Blodgett built a cosmetics empire by screwing the rules. Instead of projecting a haughty image, like most beauty brands, both the entrepreneur and bareMinerals ooze relatability, love, deep human connection and a little magic. She called employees to the lobby for 2 p.m. dance breaks. She replied to fan mail with handwritten notes, solicited customer feedback on which products to create, and offered a job, on the spot, to a helpful Starbucks barista. She dispensed with her collection of 8,000 lucky pennies by packing each one into a lipgloss kit dubbed “Change Is Good.”(Suggestion No. 59: “Write Taglines for Fun.” No wonder she’s got 97 cleverly titled insights.)
At age 57, Blodgett is most concerned with supporting others, having fun, being happy and making others happy. She advises Sara Blakely of Spanx, sits on accessories brand Stella and Dot’s board, and just traveled to Africa with Christy Turlington as part of her work with the Every Mother Counts campaign. She also backs women-led upstarts like Skin Te, Aday and Kinship. She’s concerned with retaining wonder, appreciating nature (like that ancient tree in her front yard), and reveling in our insignificance, how we’re all just “a tiny part of infinity.” She says: “I don’t need to reach for the stars today. I just need to plug in the coffeemaker to feel like I made it.”
Who wouldn’t want a crib sheet for adopting her outlook?
Blodgett says she chooses to be lucky. That’s Pretty Good Advice concept No. 16. She believes this so deeply that, sometimes, she whispers in people’s ears, “I’m really lucky, so consider rubbing my elbow.” She once said that to Richard Branson at a resort bar. He responded: “Well, I’m really lucky.”
After reading her irreverent self-help manual, Blodgett’s fans might find themselves giving out free compliments, giving away favorite dresses to friends, counting bunnies, spacing out more, reading horoscopes, forming a bridge club or taking up a yarn sport.
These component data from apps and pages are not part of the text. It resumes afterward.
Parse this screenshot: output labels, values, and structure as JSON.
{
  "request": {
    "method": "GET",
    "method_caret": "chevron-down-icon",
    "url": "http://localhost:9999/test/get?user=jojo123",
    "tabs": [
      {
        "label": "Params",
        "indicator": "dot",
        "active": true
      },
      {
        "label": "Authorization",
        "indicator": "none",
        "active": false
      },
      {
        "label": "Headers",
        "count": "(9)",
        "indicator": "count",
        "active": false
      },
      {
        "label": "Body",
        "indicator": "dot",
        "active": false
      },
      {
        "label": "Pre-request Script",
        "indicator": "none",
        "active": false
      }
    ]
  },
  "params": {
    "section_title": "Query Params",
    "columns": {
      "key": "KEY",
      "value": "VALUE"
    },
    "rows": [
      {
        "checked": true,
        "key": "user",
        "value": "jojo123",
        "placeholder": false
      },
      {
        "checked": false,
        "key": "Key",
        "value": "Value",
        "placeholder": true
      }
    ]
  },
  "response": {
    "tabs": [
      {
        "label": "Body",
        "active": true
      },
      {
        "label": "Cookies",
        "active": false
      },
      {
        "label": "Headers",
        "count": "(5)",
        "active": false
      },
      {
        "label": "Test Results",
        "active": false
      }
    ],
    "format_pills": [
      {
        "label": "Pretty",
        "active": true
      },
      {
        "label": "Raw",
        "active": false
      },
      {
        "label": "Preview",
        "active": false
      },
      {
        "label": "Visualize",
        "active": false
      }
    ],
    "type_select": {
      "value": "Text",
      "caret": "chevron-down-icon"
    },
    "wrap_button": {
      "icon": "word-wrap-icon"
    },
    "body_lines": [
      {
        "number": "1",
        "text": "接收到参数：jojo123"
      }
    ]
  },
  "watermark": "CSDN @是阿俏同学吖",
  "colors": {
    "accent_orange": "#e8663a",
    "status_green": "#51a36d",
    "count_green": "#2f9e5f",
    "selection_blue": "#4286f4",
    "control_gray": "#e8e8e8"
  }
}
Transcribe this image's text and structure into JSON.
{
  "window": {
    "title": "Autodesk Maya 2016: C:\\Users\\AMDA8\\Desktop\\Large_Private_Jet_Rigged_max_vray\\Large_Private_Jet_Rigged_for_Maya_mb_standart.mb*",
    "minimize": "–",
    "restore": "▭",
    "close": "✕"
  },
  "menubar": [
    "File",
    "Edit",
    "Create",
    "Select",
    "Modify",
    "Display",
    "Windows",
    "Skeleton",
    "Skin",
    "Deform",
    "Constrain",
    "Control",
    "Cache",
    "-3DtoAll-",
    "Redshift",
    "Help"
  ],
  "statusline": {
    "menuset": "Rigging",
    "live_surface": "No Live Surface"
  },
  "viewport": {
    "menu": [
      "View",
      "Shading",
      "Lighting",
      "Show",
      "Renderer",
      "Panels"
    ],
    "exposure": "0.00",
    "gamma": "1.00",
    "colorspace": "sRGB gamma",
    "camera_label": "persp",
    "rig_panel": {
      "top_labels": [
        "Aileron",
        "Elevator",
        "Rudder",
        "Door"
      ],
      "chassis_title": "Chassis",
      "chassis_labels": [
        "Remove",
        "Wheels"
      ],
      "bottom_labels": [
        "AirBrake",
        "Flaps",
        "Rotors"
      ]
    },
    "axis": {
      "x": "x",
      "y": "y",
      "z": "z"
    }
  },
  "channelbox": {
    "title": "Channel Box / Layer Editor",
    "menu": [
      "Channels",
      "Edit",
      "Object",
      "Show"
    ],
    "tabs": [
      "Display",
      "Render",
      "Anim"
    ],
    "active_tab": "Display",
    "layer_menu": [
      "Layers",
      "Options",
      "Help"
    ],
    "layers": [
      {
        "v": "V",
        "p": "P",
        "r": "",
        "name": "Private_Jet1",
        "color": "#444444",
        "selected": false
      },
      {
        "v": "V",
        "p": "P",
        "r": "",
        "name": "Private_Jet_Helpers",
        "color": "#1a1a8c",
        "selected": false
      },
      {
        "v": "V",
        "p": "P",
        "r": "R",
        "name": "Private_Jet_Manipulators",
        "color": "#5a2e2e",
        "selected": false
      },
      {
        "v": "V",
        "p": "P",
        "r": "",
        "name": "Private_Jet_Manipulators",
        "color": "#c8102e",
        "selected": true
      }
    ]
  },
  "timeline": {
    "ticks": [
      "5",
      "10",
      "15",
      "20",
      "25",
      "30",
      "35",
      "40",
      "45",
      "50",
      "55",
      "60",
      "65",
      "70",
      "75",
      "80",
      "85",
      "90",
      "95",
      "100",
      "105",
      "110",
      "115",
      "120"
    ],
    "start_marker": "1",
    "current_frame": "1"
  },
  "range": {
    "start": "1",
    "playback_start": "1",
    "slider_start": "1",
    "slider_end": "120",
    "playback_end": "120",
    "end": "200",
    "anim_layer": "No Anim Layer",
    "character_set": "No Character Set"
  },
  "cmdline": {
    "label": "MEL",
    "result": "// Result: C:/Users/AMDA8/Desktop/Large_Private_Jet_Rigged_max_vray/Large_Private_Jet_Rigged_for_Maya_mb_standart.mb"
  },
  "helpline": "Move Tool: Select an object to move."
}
Their relationship with their mother could improve. Will it change lives? Absolutely not. “You have to change your own life,” Blodgett quips. “And I am here to support you.”